Component data from apps and pages

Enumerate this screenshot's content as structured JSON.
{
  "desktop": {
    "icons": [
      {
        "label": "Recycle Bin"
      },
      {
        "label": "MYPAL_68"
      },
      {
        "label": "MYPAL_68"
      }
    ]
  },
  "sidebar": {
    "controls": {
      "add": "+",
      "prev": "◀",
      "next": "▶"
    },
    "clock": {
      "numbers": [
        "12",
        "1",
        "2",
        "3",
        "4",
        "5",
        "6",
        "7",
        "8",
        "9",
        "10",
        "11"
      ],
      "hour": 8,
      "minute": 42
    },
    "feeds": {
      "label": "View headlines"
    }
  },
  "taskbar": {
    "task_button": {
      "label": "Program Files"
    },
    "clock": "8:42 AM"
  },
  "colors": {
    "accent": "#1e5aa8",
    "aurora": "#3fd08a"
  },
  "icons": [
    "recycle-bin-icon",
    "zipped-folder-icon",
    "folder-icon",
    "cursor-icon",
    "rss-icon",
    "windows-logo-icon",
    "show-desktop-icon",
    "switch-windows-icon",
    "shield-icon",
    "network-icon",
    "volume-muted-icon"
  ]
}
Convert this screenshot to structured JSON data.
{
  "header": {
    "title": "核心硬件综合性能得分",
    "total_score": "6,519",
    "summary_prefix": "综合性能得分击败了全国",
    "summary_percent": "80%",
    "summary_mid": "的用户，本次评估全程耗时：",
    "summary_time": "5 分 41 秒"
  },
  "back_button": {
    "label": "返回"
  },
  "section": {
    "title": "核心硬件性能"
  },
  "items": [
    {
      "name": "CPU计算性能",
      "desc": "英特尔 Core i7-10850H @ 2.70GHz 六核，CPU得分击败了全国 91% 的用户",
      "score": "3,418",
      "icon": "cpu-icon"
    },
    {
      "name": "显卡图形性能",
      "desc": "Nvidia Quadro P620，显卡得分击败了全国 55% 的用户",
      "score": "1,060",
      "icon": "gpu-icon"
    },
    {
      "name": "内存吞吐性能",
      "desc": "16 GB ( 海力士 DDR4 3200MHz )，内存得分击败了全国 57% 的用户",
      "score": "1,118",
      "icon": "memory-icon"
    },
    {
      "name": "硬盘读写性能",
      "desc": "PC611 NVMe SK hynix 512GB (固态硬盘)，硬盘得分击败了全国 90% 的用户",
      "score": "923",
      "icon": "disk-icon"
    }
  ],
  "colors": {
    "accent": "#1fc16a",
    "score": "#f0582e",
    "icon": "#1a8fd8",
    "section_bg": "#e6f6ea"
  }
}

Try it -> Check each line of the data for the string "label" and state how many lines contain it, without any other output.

Output -> 6